RECORDS TO PROCESS:
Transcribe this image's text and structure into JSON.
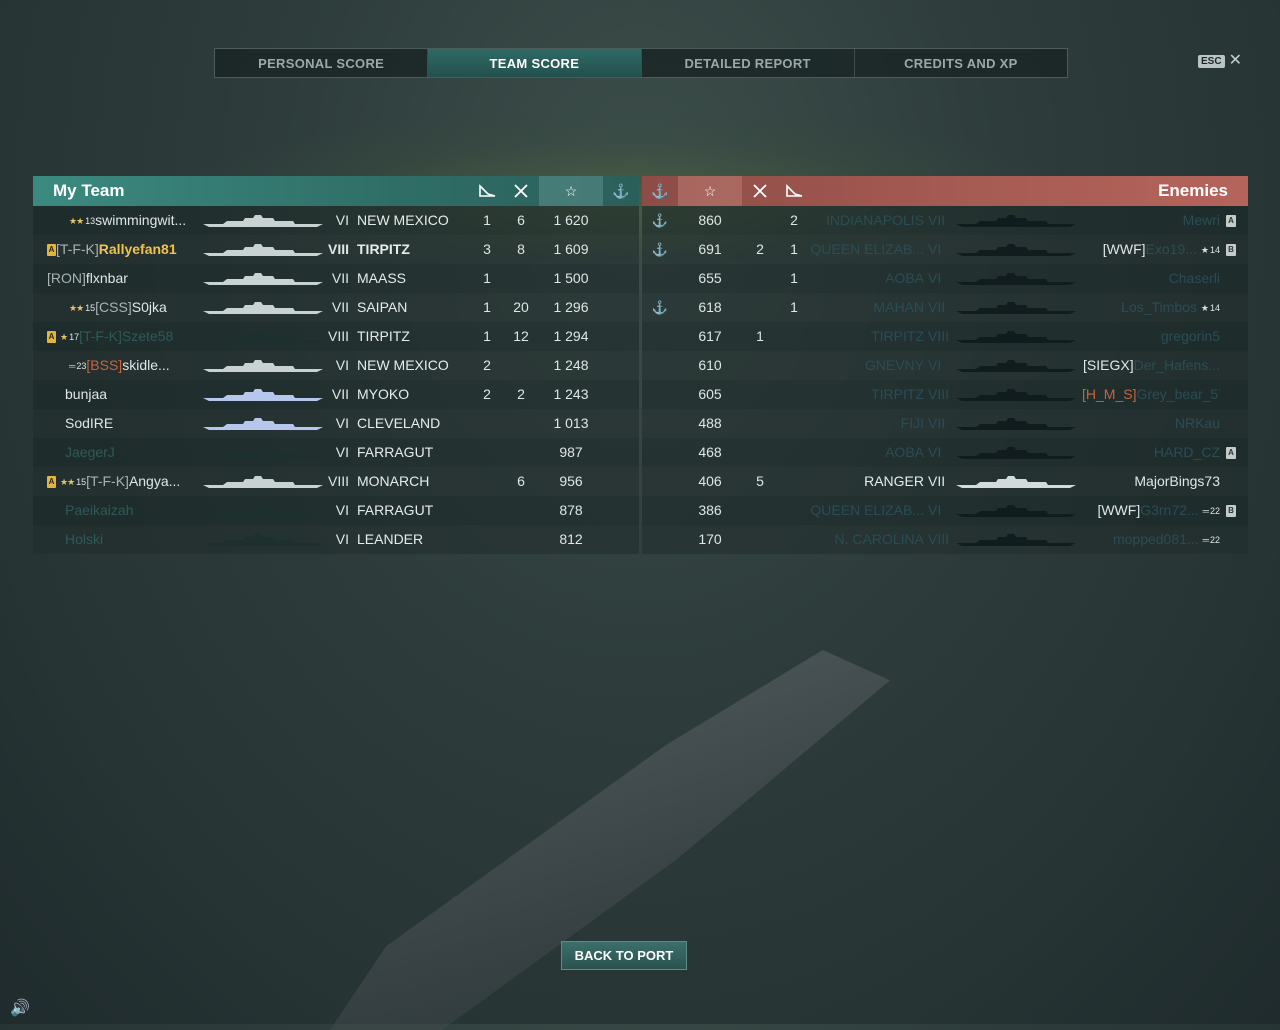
{
  "tabs": [
    {
      "label": "PERSONAL SCORE",
      "active": false
    },
    {
      "label": "TEAM SCORE",
      "active": true
    },
    {
      "label": "DETAILED REPORT",
      "active": false
    },
    {
      "label": "CREDITS AND XP",
      "active": false
    }
  ],
  "esc_label": "ESC",
  "my_team": {
    "title": "My Team",
    "rows": [
      {
        "badge": "",
        "chev": "★★",
        "rank": "13",
        "clan": "",
        "name": "swimmingwit...",
        "tier": "VI",
        "ship": "NEW MEXICO",
        "planes": "1",
        "ships": "6",
        "xp": "1 620",
        "cap": "",
        "dim": false
      },
      {
        "badge": "A",
        "chev": "",
        "rank": "",
        "clan": "[T-F-K]",
        "name": "Rallyefan81",
        "tier": "VIII",
        "ship": "TIRPITZ",
        "planes": "3",
        "ships": "8",
        "xp": "1 609",
        "cap": "",
        "dim": false,
        "self": true
      },
      {
        "badge": "",
        "chev": "",
        "rank": "",
        "clan": "[RON]",
        "name": "flxnbar",
        "tier": "VII",
        "ship": "MAASS",
        "planes": "1",
        "ships": "",
        "xp": "1 500",
        "cap": "",
        "dim": false
      },
      {
        "badge": "",
        "chev": "★★",
        "rank": "15",
        "clan": "[CSS]",
        "name": "S0jka",
        "tier": "VII",
        "ship": "SAIPAN",
        "planes": "1",
        "ships": "20",
        "xp": "1 296",
        "cap": "",
        "dim": false
      },
      {
        "badge": "A",
        "chev": "★",
        "rank": "17",
        "clan": "[T-F-K]",
        "name": "Szete58",
        "tier": "VIII",
        "ship": "TIRPITZ",
        "planes": "1",
        "ships": "12",
        "xp": "1 294",
        "cap": "",
        "dim": true
      },
      {
        "badge": "",
        "chev": "═",
        "rank": "23",
        "clan": "[BSS]",
        "name": "skidle...",
        "tier": "VI",
        "ship": "NEW MEXICO",
        "planes": "2",
        "ships": "",
        "xp": "1 248",
        "cap": "",
        "dim": false,
        "clan_red": true
      },
      {
        "badge": "",
        "chev": "",
        "rank": "",
        "clan": "",
        "name": "bunjaa",
        "tier": "VII",
        "ship": "MYOKO",
        "planes": "2",
        "ships": "2",
        "xp": "1 243",
        "cap": "",
        "dim": false
      },
      {
        "badge": "",
        "chev": "",
        "rank": "",
        "clan": "",
        "name": "SodIRE",
        "tier": "VI",
        "ship": "CLEVELAND",
        "planes": "",
        "ships": "",
        "xp": "1 013",
        "cap": "",
        "dim": false
      },
      {
        "badge": "",
        "chev": "",
        "rank": "",
        "clan": "",
        "name": "JaegerJ",
        "tier": "VI",
        "ship": "FARRAGUT",
        "planes": "",
        "ships": "",
        "xp": "987",
        "cap": "",
        "dim": true
      },
      {
        "badge": "A",
        "chev": "★★",
        "rank": "15",
        "clan": "[T-F-K]",
        "name": "Angya...",
        "tier": "VIII",
        "ship": "MONARCH",
        "planes": "",
        "ships": "6",
        "xp": "956",
        "cap": "",
        "dim": false
      },
      {
        "badge": "",
        "chev": "",
        "rank": "",
        "clan": "",
        "name": "Paeikaizah",
        "tier": "VI",
        "ship": "FARRAGUT",
        "planes": "",
        "ships": "",
        "xp": "878",
        "cap": "",
        "dim": true
      },
      {
        "badge": "",
        "chev": "",
        "rank": "",
        "clan": "",
        "name": "Holski",
        "tier": "VI",
        "ship": "LEANDER",
        "planes": "",
        "ships": "",
        "xp": "812",
        "cap": "",
        "dim": true
      }
    ]
  },
  "enemies": {
    "title": "Enemies",
    "rows": [
      {
        "cap": "⚓",
        "xp": "860",
        "ships": "",
        "planes": "2",
        "ship": "INDIANAPOLIS",
        "tier": "VII",
        "clan": "",
        "name": "Mewri",
        "chev": "",
        "rank": "",
        "badge": "A",
        "dim": true
      },
      {
        "cap": "⚓",
        "xp": "691",
        "ships": "2",
        "planes": "1",
        "ship": "QUEEN ELIZAB...",
        "tier": "VI",
        "clan": "[WWF]",
        "name": "Exo19...",
        "chev": "★",
        "rank": "14",
        "badge": "B",
        "dim": true
      },
      {
        "cap": "",
        "xp": "655",
        "ships": "",
        "planes": "1",
        "ship": "AOBA",
        "tier": "VI",
        "clan": "",
        "name": "Chaserli",
        "chev": "",
        "rank": "",
        "badge": "",
        "dim": true
      },
      {
        "cap": "⚓",
        "xp": "618",
        "ships": "",
        "planes": "1",
        "ship": "MAHAN",
        "tier": "VII",
        "clan": "",
        "name": "Los_Timbos",
        "chev": "★",
        "rank": "14",
        "badge": "",
        "dim": true
      },
      {
        "cap": "",
        "xp": "617",
        "ships": "1",
        "planes": "",
        "ship": "TIRPITZ",
        "tier": "VIII",
        "clan": "",
        "name": "gregorin5",
        "chev": "",
        "rank": "",
        "badge": "",
        "dim": true
      },
      {
        "cap": "",
        "xp": "610",
        "ships": "",
        "planes": "",
        "ship": "GNEVNY",
        "tier": "VI",
        "clan": "[SIEGX]",
        "name": "Der_Hafens...",
        "chev": "",
        "rank": "",
        "badge": "",
        "dim": true
      },
      {
        "cap": "",
        "xp": "605",
        "ships": "",
        "planes": "",
        "ship": "TIRPITZ",
        "tier": "VIII",
        "clan": "[H_M_S]",
        "name": "Grey_bear_57",
        "chev": "",
        "rank": "",
        "badge": "",
        "dim": true,
        "clan_red": true
      },
      {
        "cap": "",
        "xp": "488",
        "ships": "",
        "planes": "",
        "ship": "FIJI",
        "tier": "VII",
        "clan": "",
        "name": "NRKau",
        "chev": "",
        "rank": "",
        "badge": "",
        "dim": true
      },
      {
        "cap": "",
        "xp": "468",
        "ships": "",
        "planes": "",
        "ship": "AOBA",
        "tier": "VI",
        "clan": "",
        "name": "HARD_CZ",
        "chev": "",
        "rank": "",
        "badge": "A",
        "dim": true
      },
      {
        "cap": "",
        "xp": "406",
        "ships": "5",
        "planes": "",
        "ship": "RANGER",
        "tier": "VII",
        "clan": "",
        "name": "MajorBings73",
        "chev": "",
        "rank": "",
        "badge": "",
        "dim": false
      },
      {
        "cap": "",
        "xp": "386",
        "ships": "",
        "planes": "",
        "ship": "QUEEN ELIZAB...",
        "tier": "VI",
        "clan": "[WWF]",
        "name": "G3rn72...",
        "chev": "═",
        "rank": "22",
        "badge": "B",
        "dim": true
      },
      {
        "cap": "",
        "xp": "170",
        "ships": "",
        "planes": "",
        "ship": "N. CAROLINA",
        "tier": "VIII",
        "clan": "",
        "name": "mopped081...",
        "chev": "═",
        "rank": "22",
        "badge": "",
        "dim": true
      }
    ]
  },
  "back_to_port": "BACK TO PORT",
  "colors": {
    "ally_header": "#3b8a80",
    "enemy_header": "#a45a52",
    "self_gold": "#f1c24c"
  },
  "icons": {
    "planes": "plane-icon",
    "ships": "ship-destroyed-icon",
    "xp": "star-icon",
    "cap": "anchor-icon"
  }
}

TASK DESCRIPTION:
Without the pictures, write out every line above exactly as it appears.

RESULT OF THIS TASK:
Transcribe this image's text and structure into JSON.
{
  "tabs": [
    {
      "label": "PERSONAL SCORE",
      "active": false
    },
    {
      "label": "TEAM SCORE",
      "active": true
    },
    {
      "label": "DETAILED REPORT",
      "active": false
    },
    {
      "label": "CREDITS AND XP",
      "active": false
    }
  ],
  "esc_label": "ESC",
  "my_team": {
    "title": "My Team",
    "rows": [
      {
        "badge": "",
        "chev": "★★",
        "rank": "13",
        "clan": "",
        "name": "swimmingwit...",
        "tier": "VI",
        "ship": "NEW MEXICO",
        "planes": "1",
        "ships": "6",
        "xp": "1 620",
        "cap": "",
        "dim": false
      },
      {
        "badge": "A",
        "chev": "",
        "rank": "",
        "clan": "[T-F-K]",
        "name": "Rallyefan81",
        "tier": "VIII",
        "ship": "TIRPITZ",
        "planes": "3",
        "ships": "8",
        "xp": "1 609",
        "cap": "",
        "dim": false,
        "self": true
      },
      {
        "badge": "",
        "chev": "",
        "rank": "",
        "clan": "[RON]",
        "name": "flxnbar",
        "tier": "VII",
        "ship": "MAASS",
        "planes": "1",
        "ships": "",
        "xp": "1 500",
        "cap": "",
        "dim": false
      },
      {
        "badge": "",
        "chev": "★★",
        "rank": "15",
        "clan": "[CSS]",
        "name": "S0jka",
        "tier": "VII",
        "ship": "SAIPAN",
        "planes": "1",
        "ships": "20",
        "xp": "1 296",
        "cap": "",
        "dim": false
      },
      {
        "badge": "A",
        "chev": "★",
        "rank": "17",
        "clan": "[T-F-K]",
        "name": "Szete58",
        "tier": "VIII",
        "ship": "TIRPITZ",
        "planes": "1",
        "ships": "12",
        "xp": "1 294",
        "cap": "",
        "dim": true
      },
      {
        "badge": "",
        "chev": "═",
        "rank": "23",
        "clan": "[BSS]",
        "name": "skidle...",
        "tier": "VI",
        "ship": "NEW MEXICO",
        "planes": "2",
        "ships": "",
        "xp": "1 248",
        "cap": "",
        "dim": false,
        "clan_red": true
      },
      {
        "badge": "",
        "chev": "",
        "rank": "",
        "clan": "",
        "name": "bunjaa",
        "tier": "VII",
        "ship": "MYOKO",
        "planes": "2",
        "ships": "2",
        "xp": "1 243",
        "cap": "",
        "dim": false
      },
      {
        "badge": "",
        "chev": "",
        "rank": "",
        "clan": "",
        "name": "SodIRE",
        "tier": "VI",
        "ship": "CLEVELAND",
        "planes": "",
        "ships": "",
        "xp": "1 013",
        "cap": "",
        "dim": false
      },
      {
        "badge": "",
        "chev": "",
        "rank": "",
        "clan": "",
        "name": "JaegerJ",
        "tier": "VI",
        "ship": "FARRAGUT",
        "planes": "",
        "ships": "",
        "xp": "987",
        "cap": "",
        "dim": true
      },
      {
        "badge": "A",
        "chev": "★★",
        "rank": "15",
        "clan": "[T-F-K]",
        "name": "Angya...",
        "tier": "VIII",
        "ship": "MONARCH",
        "planes": "",
        "ships": "6",
        "xp": "956",
        "cap": "",
        "dim": false
      },
      {
        "badge": "",
        "chev": "",
        "rank": "",
        "clan": "",
        "name": "Paeikaizah",
        "tier": "VI",
        "ship": "FARRAGUT",
        "planes": "",
        "ships": "",
        "xp": "878",
        "cap": "",
        "dim": true
      },
      {
        "badge": "",
        "chev": "",
        "rank": "",
        "clan": "",
        "name": "Holski",
        "tier": "VI",
        "ship": "LEANDER",
        "planes": "",
        "ships": "",
        "xp": "812",
        "cap": "",
        "dim": true
      }
    ]
  },
  "enemies": {
    "title": "Enemies",
    "rows": [
      {
        "cap": "⚓",
        "xp": "860",
        "ships": "",
        "planes": "2",
        "ship": "INDIANAPOLIS",
        "tier": "VII",
        "clan": "",
        "name": "Mewri",
        "chev": "",
        "rank": "",
        "badge": "A",
        "dim": true
      },
      {
        "cap": "⚓",
        "xp": "691",
        "ships": "2",
        "planes": "1",
        "ship": "QUEEN ELIZAB...",
        "tier": "VI",
        "clan": "[WWF]",
        "name": "Exo19...",
        "chev": "★",
        "rank": "14",
        "badge": "B",
        "dim": true
      },
      {
        "cap": "",
        "xp": "655",
        "ships": "",
        "planes": "1",
        "ship": "AOBA",
        "tier": "VI",
        "clan": "",
        "name": "Chaserli",
        "chev": "",
        "rank": "",
        "badge": "",
        "dim": true
      },
      {
        "cap": "⚓",
        "xp": "618",
        "ships": "",
        "planes": "1",
        "ship": "MAHAN",
        "tier": "VII",
        "clan": "",
        "name": "Los_Timbos",
        "chev": "★",
        "rank": "14",
        "badge": "",
        "dim": true
      },
      {
        "cap": "",
        "xp": "617",
        "ships": "1",
        "planes": "",
        "ship": "TIRPITZ",
        "tier": "VIII",
        "clan": "",
        "name": "gregorin5",
        "chev": "",
        "rank": "",
        "badge": "",
        "dim": true
      },
      {
        "cap": "",
        "xp": "610",
        "ships": "",
        "planes": "",
        "ship": "GNEVNY",
        "tier": "VI",
        "clan": "[SIEGX]",
        "name": "Der_Hafens...",
        "chev": "",
        "rank": "",
        "badge": "",
        "dim": true
      },
      {
        "cap": "",
        "xp": "605",
        "ships": "",
        "planes": "",
        "ship": "TIRPITZ",
        "tier": "VIII",
        "clan": "[H_M_S]",
        "name": "Grey_bear_57",
        "chev": "",
        "rank": "",
        "badge": "",
        "dim": true,
        "clan_red": true
      },
      {
        "cap": "",
        "xp": "488",
        "ships": "",
        "planes": "",
        "ship": "FIJI",
        "tier": "VII",
        "clan": "",
        "name": "NRKau",
        "chev": "",
        "rank": "",
        "badge": "",
        "dim": true
      },
      {
        "cap": "",
        "xp": "468",
        "ships": "",
        "planes": "",
        "ship": "AOBA",
        "tier": "VI",
        "clan": "",
        "name": "HARD_CZ",
        "chev": "",
        "rank": "",
        "badge": "A",
        "dim": true
      },
      {
        "cap": "",
        "xp": "406",
        "ships": "5",
        "planes": "",
        "ship": "RANGER",
        "tier": "VII",
        "clan": "",
        "name": "MajorBings73",
        "chev": "",
        "rank": "",
        "badge": "",
        "dim": false
      },
      {
        "cap": "",
        "xp": "386",
        "ships": "",
        "planes": "",
        "ship": "QUEEN ELIZAB...",
        "tier": "VI",
        "clan": "[WWF]",
        "name": "G3rn72...",
        "chev": "═",
        "rank": "22",
        "badge": "B",
        "dim": true
      },
      {
        "cap": "",
        "xp": "170",
        "ships": "",
        "planes": "",
        "ship": "N. CAROLINA",
        "tier": "VIII",
        "clan": "",
        "name": "mopped081...",
        "chev": "═",
        "rank": "22",
        "badge": "",
        "dim": true
      }
    ]
  },
  "back_to_port": "BACK TO PORT",
  "colors": {
    "ally_header": "#3b8a80",
    "enemy_header": "#a45a52",
    "self_gold": "#f1c24c"
  },
  "icons": {
    "planes": "plane-icon",
    "ships": "ship-destroyed-icon",
    "xp": "star-icon",
    "cap": "anchor-icon"
  }
}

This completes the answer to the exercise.